Recently at the winery I've been into our Norman Hardie 2013 Riesling which is very dry and refreshing and the newly bottled Gamay/Pinot 2010 blend from The Grange of Prince Edward which is very playful. I'll always be drawn to drinking the mineral driven white wines from Chablis and fresh and juicy Gamays from Beaujolais! In general I look for wines with a lot of energy and freshness. I want to feel like it wouldn't be a chore to finish the whole bottle and I want to be able to grab a sense of place from the glass.
What are your top summer wine picks?
Domaine Tselepos, Mantinia 2013 $19.35
Domaine de la Cadette, Bourgogne Vézelay, La Châtelaine 2012 $25.40 or La Sœur Cadette Bourgogne 2012 $21.75
Domaine Thymiopolous, Naoussa, Jeunes Vignes 2012 $18.95
Vincent Carême, Vouvray Brut 2011 $25.05
François Chidaine, Vouvray Les Argiles 2012 $31.50
Marcel Lapierre, Raisins Gaulois, 2013 $20.30
Where do you love eating in Montreal at the moment?
Whenever I come back to Montreal I try to hit up Vin Papillon, Nora Gray, Liverpool House, Cafe Den, Gia Ba, and Lawrence.
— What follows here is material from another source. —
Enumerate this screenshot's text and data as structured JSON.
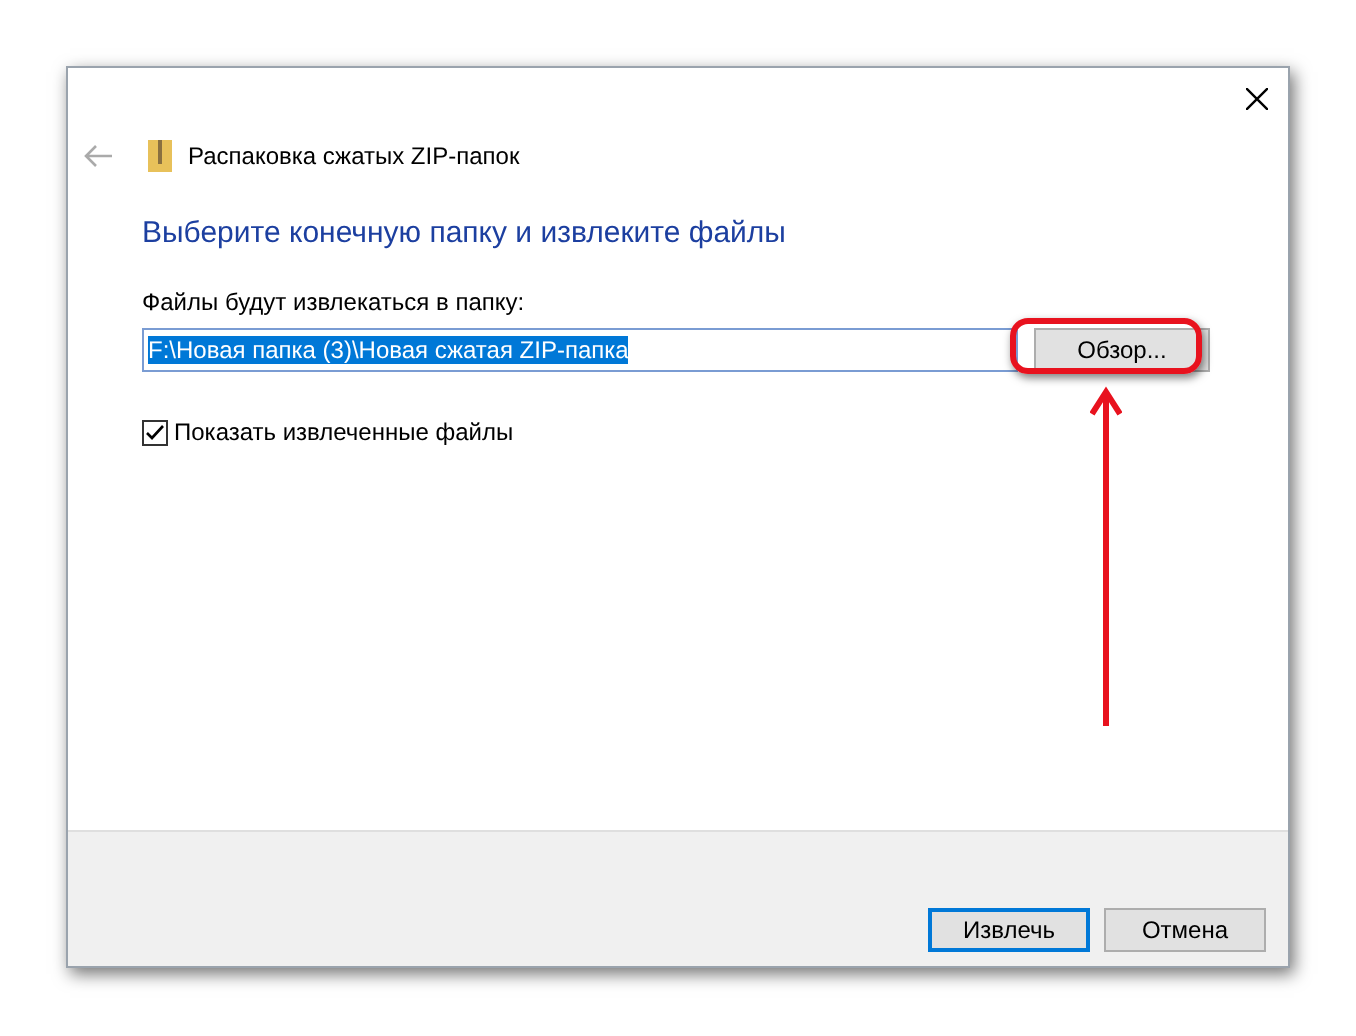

I have a bunch of others I wish I went to more often like Maison Publique, Hotel Herman, Au Pied du Cochon and Salmigondis. We are blessed with so many great restaurants in this city and people who really love to have a good time.
Since Kaizen closed, would you consider getting back into the Montreal restaurant game?
It's very possible, I'm not making any decisions at the moment but the situation would have to make sense on a few levels.
Does wine make you happy?
Wine itself doesn't necessarily make me happy but sharing it with people I love and care about does make me happy. I don't look for happiness in the wine, I look for it in the time I spend drinking it and talking about it with my loved ones and close friends.